Even a seemingly objective performance evaluation process may not insulate an employer from claims by an employee that their termination was discriminatory. In a 2013 unpublished decision, Rochat v. L.E.K. Consulting, LLC, 83 Mass. App. Ct. 1108 (2013), the Appeals Court reviewed a Superior Court decision to dismiss gender discrimination claims made by a terminated employee against her former employer. The terminated employee, a second-year consultant with a previously promising career with the firm, earned a negative performance review from the supervisor of a project she worked on toward the end of her second year. That review led, ultimately, to the termination of her employment. Until the last few months of her employment, the employee had generally positive reviews every six months during her tenure with the company and consistently received praise for her work ethic and enthusiastic attitude. She claimed that the decision to terminate her was the product of gender bias.
The employer moved to dismiss the employee’s claim, maintaining it met its burden of demonstrating that it had fired her for legitimate, non-discriminatory reasons. The employer pointed out that the review process that led to the termination was comprehensive and consensus-based and that it raised sufficient concerns about her ability to perform her job professionally to justify termination. Consequently, the burden shifted back to the employee to prove the employer’s stated reasons for terminating her were pretexts and the decision to fire her was based upon her gender. On the record before it, the Superior Court concluded the employee would be unable to meet that burden.
The Appeals Court reversed, holding that the Superior Court had usurped the jury’s fact-finding role. It pointed to multiple factors the employee had raised and the Superior Court disregarded, such as the fact that the employer had only one female partner and no women at the management level when the employee was terminated and that other male consultants were apparently treated materially better than she was. The employee also offered evidence that her supervisor – who participated in the decision to terminate her and could have materially influenced the opinions of others who participated in the decision – “acted in a belittling manner toward her based on her gender, including making a sexist remark to her.”

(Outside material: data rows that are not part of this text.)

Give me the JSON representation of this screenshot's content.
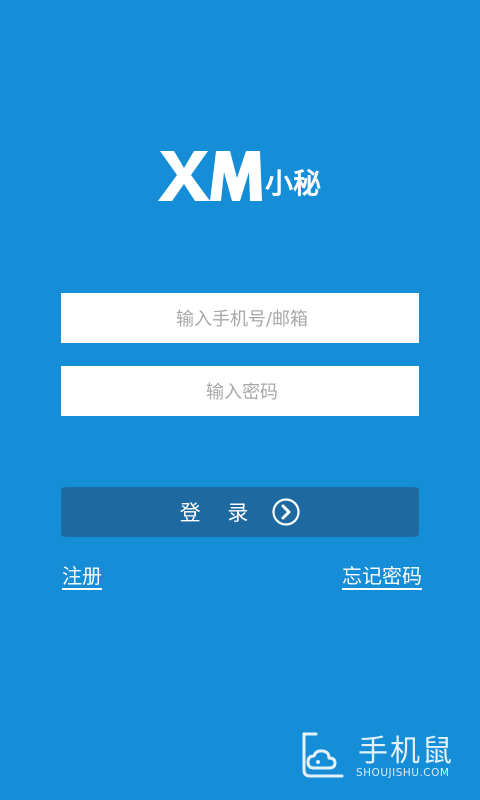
{
  "app": {
    "logo_text": "XM小秘",
    "background_color": "#158dd7",
    "button_color": "#1e6aa0"
  },
  "form": {
    "phone_placeholder": "输入手机号/邮箱",
    "phone_value": "",
    "password_placeholder": "输入密码",
    "password_value": "",
    "login_label": "登 录",
    "login_icon": "chevron-right-circle-icon"
  },
  "links": {
    "register": "注册",
    "forgot_password": "忘记密码"
  },
  "watermark": {
    "title": "手机鼠",
    "domain": "SHOUJISHU.COM",
    "icon": "mouse-cloud-icon"
  }
}
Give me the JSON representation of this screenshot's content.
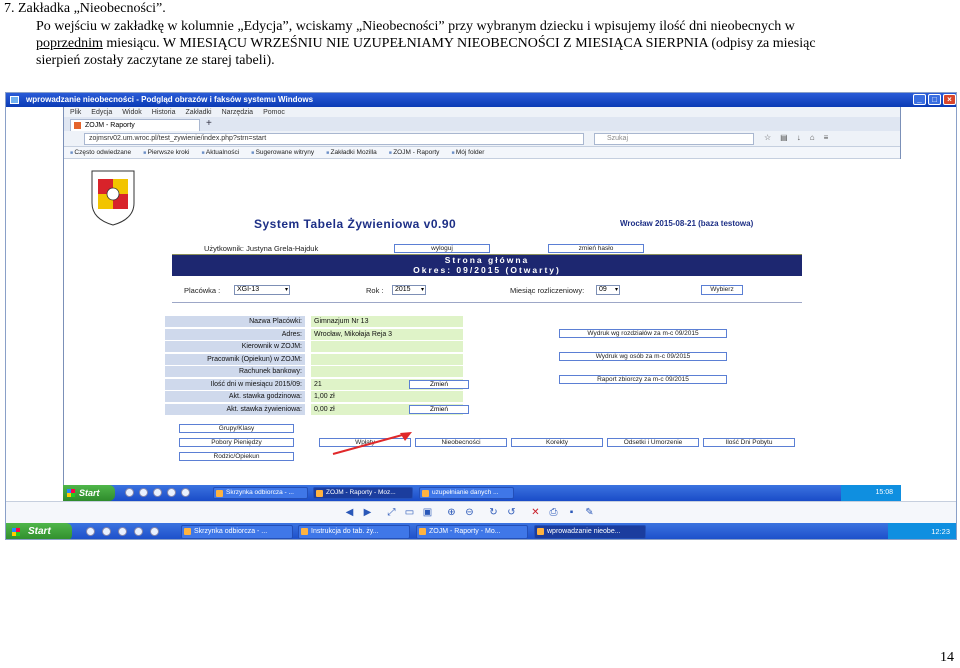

The Appeals Court concluded that it was up to the jury to decide the import of the evidence the employee offered and that a jury could have reasonably concluded the supervisor’s comment and behavior “revealed a gender biased attitude that negatively affected… the evaluation” that played a critical role leading to her termination. As a result, the judgment in the employer’s favor was reversed and the case remanded back to the Superior Court for trial.